Description

A better understanding in the history of construction enhances preservation of the built heritage. Yet, knowledge about 19th - and early 20th - century timber roof frames in Belgium is absent which makes current assessments and interventions extremely difficult for the professionals of the building sector (architects, engineers, public authorities, etc.).

Therefore this PhD research aims to document the developments in timber roof frames in the hitherto untreated time period of the 19th century, in the unexplored geographical area of Flanders and Brussels. Furthermore, the research starts from a new perspective as it investigates the influence of the new engineered material iron on the practice of building in timber. Finally, a practical and handy guideline will be provided for the professionals who are facing the assessment of such constructions.

To this end, the project is divided in three main phases. The first part consists of an in-depth study and reinterpretation of the abundant contemporary literature, in order to get insight into the historical knowledge of the timber material and its structural applications in the light of the many scientific breakthroughs that characterize the studied period. In a second phase, this theoretical knowledge will be confronted with a selection of existing Belgian case studies. As such, on-site investigations will provide complementary information about the actual applied materials and construction techniques. In the last phase, the findings of this study will be integrated in today’s practice under the form of a concrete tool for professionals.
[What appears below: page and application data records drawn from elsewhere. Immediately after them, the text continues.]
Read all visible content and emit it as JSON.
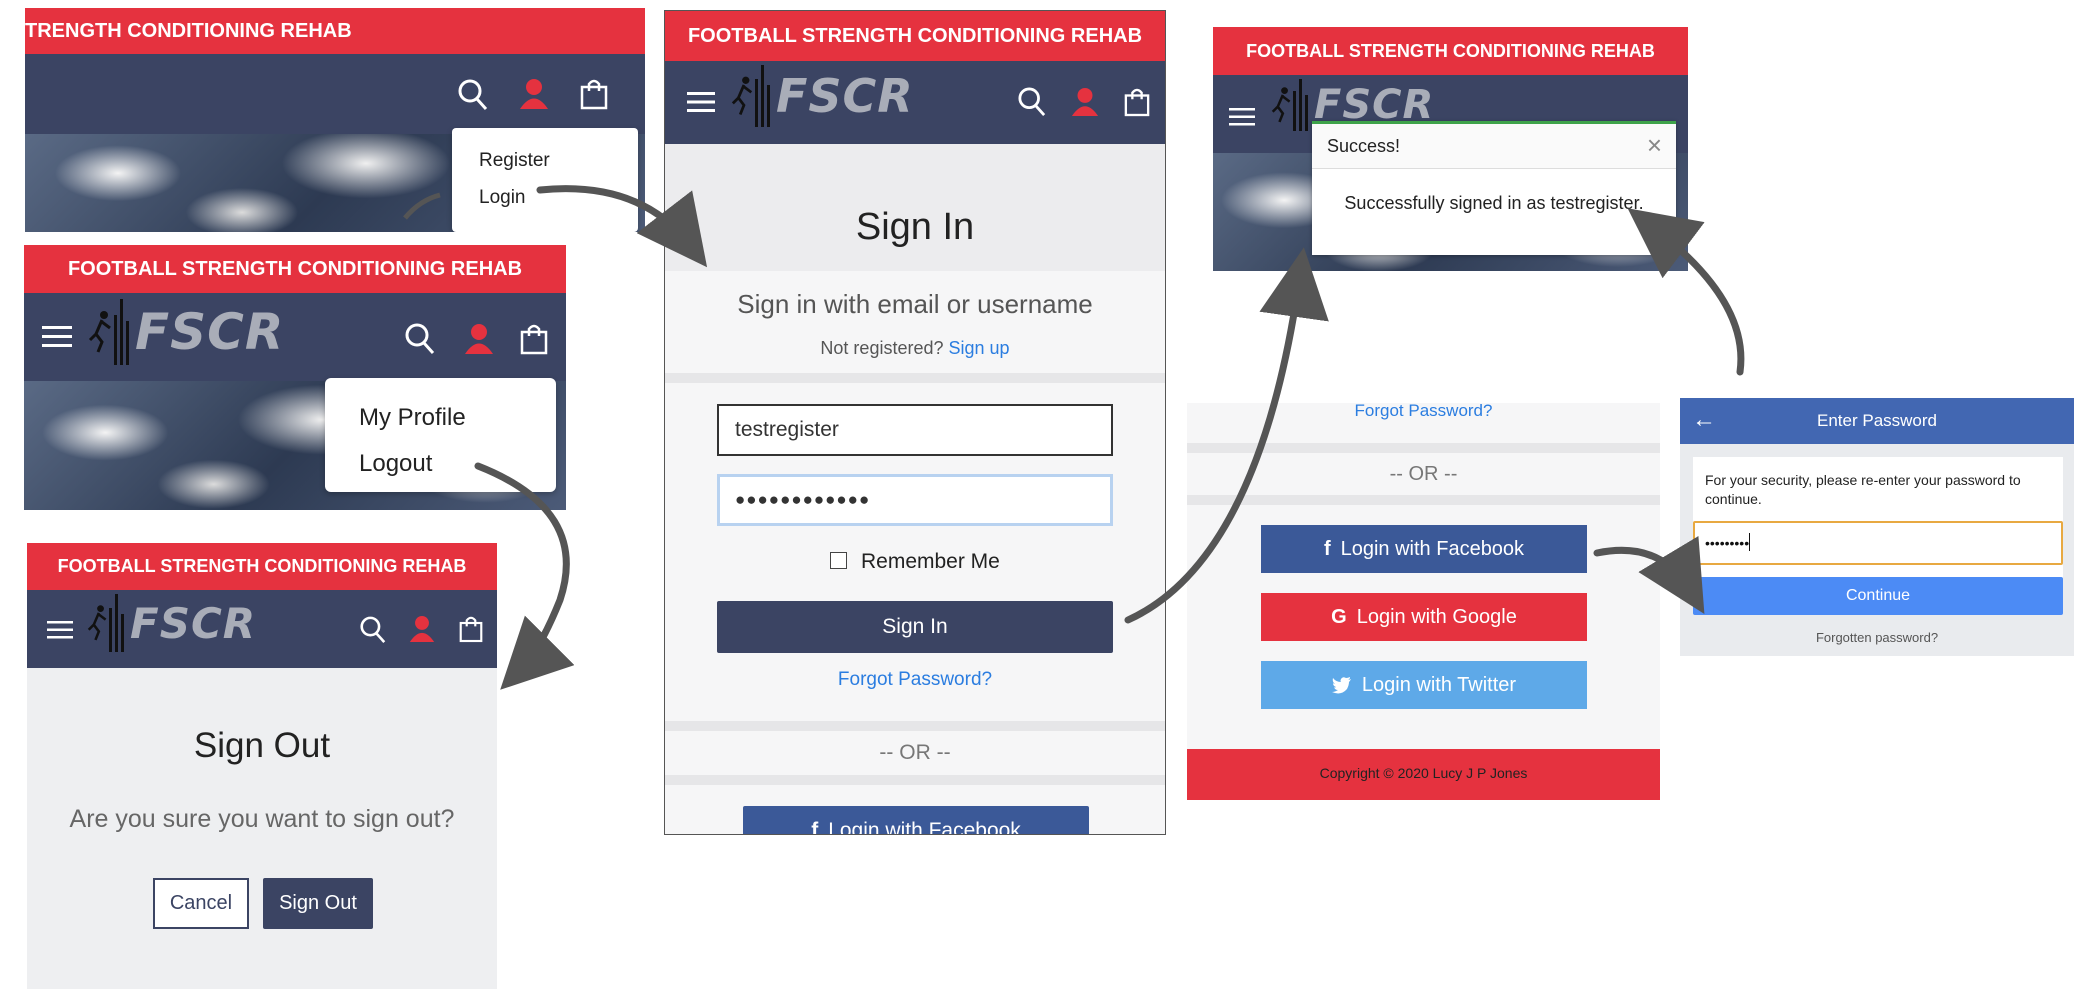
{
  "brand": {
    "banner_text": "FOOTBALL STRENGTH CONDITIONING REHAB",
    "banner_text_cropped": "TRENGTH CONDITIONING REHAB",
    "logo_text": "FSCR",
    "colors": {
      "red": "#e5323f",
      "navy": "#3b4463",
      "link": "#2b7de0",
      "facebook": "#3b5998",
      "twitter": "#5ea9e8"
    }
  },
  "icons": {
    "menu": "hamburger-icon",
    "search": "search-icon",
    "user": "user-icon",
    "bag": "shopping-bag-icon",
    "close": "close-icon",
    "back": "back-arrow-icon",
    "facebook": "facebook-icon",
    "google": "google-icon",
    "twitter": "twitter-icon"
  },
  "panel_account_menu": {
    "items": [
      "Register",
      "Login"
    ]
  },
  "panel_profile_menu": {
    "items": [
      "My Profile",
      "Logout"
    ]
  },
  "panel_signout": {
    "title": "Sign Out",
    "question": "Are you sure you want to sign out?",
    "cancel": "Cancel",
    "confirm": "Sign Out"
  },
  "panel_signin": {
    "title": "Sign In",
    "subtitle": "Sign in with email or username",
    "not_registered": "Not registered?",
    "signup": "Sign up",
    "username_value": "testregister",
    "password_value": "●●●●●●●●●●●●",
    "remember": "Remember Me",
    "submit": "Sign In",
    "forgot": "Forgot Password?",
    "or": "-- OR --",
    "facebook": "Login with Facebook"
  },
  "panel_success": {
    "heading": "Success!",
    "message": "Successfully signed in as testregister."
  },
  "panel_social": {
    "forgot": "Forgot Password?",
    "or": "-- OR --",
    "facebook": "Login with Facebook",
    "google": "Login with Google",
    "twitter": "Login with Twitter",
    "copyright": "Copyright © 2020 Lucy J P Jones"
  },
  "panel_fb_password": {
    "header": "Enter Password",
    "message": "For your security, please re-enter your password to continue.",
    "password_value": "•••••••••",
    "continue": "Continue",
    "forgotten": "Forgotten password?"
  }
}
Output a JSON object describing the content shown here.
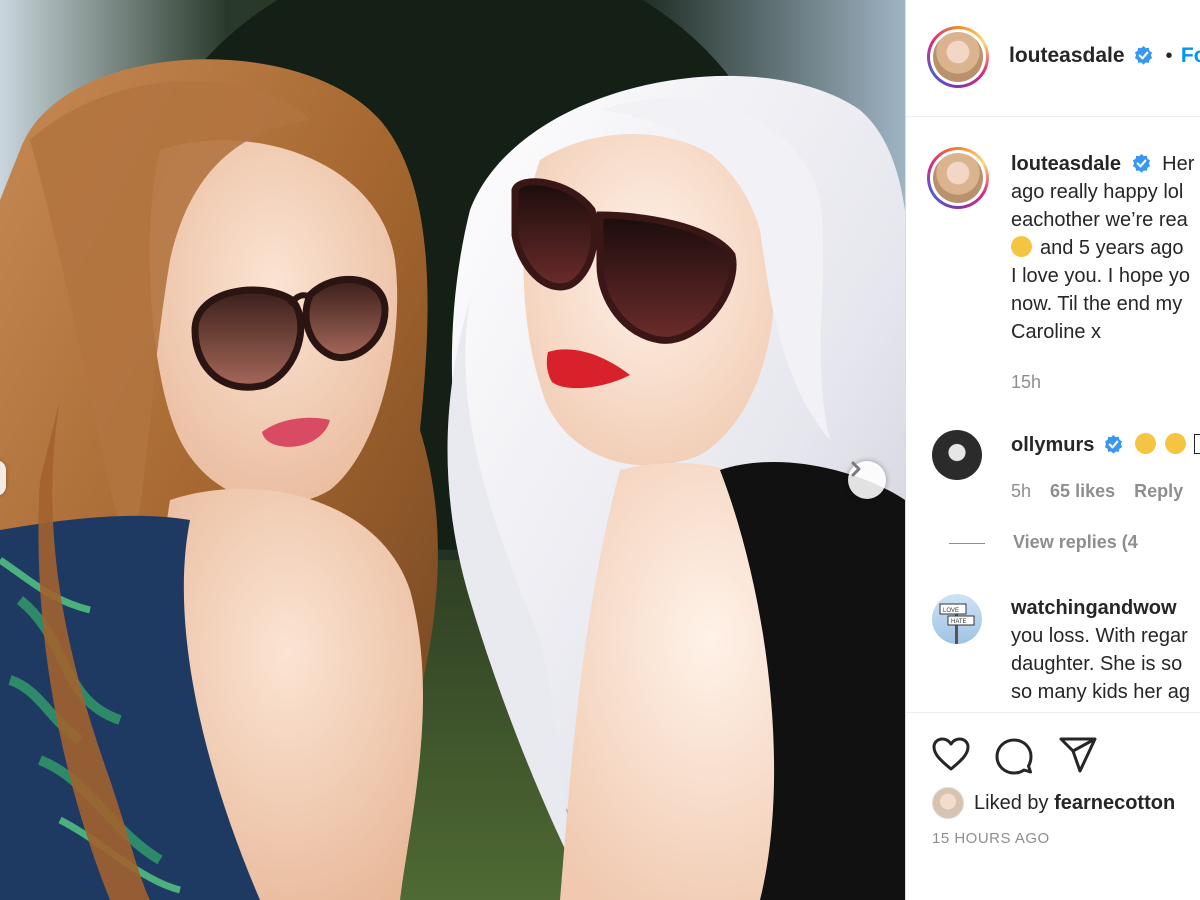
{
  "post": {
    "username": "louteasdale",
    "follow_label": "Fo",
    "separator": "•"
  },
  "caption": {
    "lines": [
      "Her",
      "ago really happy lol",
      "eachother we’re rea",
      "and 5 years ago",
      "I love you. I hope yo",
      "now. Til the end my",
      "Caroline x"
    ],
    "time": "15h"
  },
  "comments": [
    {
      "username": "ollymurs",
      "time": "5h",
      "likes": "65 likes",
      "reply": "Reply",
      "view_replies": "View replies (4"
    },
    {
      "username": "watchingandwow",
      "lines": [
        "you loss. With regar",
        "daughter. She is so",
        "so many kids her ag"
      ],
      "avatar_sign_top": "LOVE",
      "avatar_sign_bottom": "HATE"
    }
  ],
  "footer": {
    "liked_by_prefix": "Liked by ",
    "liked_by_user": "fearnecotton",
    "timestamp": "15 HOURS AGO"
  },
  "colors": {
    "link_blue": "#0095f6",
    "verified_blue": "#3897f0",
    "muted_text": "#8e8e8e",
    "primary_text": "#262626",
    "lipstick": "#d8212a"
  },
  "icons": [
    "heart-icon",
    "comment-icon",
    "share-icon",
    "chevron-right-icon",
    "verified-badge-icon"
  ]
}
This tool will give, from a rapid visual inspection, a new set of innovative criteria which will improve the efficiency of the standard procedures (i.e. Eurocode 5) when they have to be applied to historical timber structures.

This project is carried out in collaboration with international researchers and construction professionals in the field of construction history, renovation and restoration practice, who contribute to a better understanding of the built heritage for its surveying, assessment, maintenance, restoration and upgrading.
AcronymIWT704
StatusActive
Effective start/end date1/01/1531/12/18

    Research areas

  • Social Highrise, Truss Design, Design methods, Theory of architecture, Architecture, Social housing, Social highrise, Design education, Tensile structures, Education, Renovation, Harmonic Progression, Engineering, Formfinding, Building technology, renovation, Fire engineering

ID: 3621335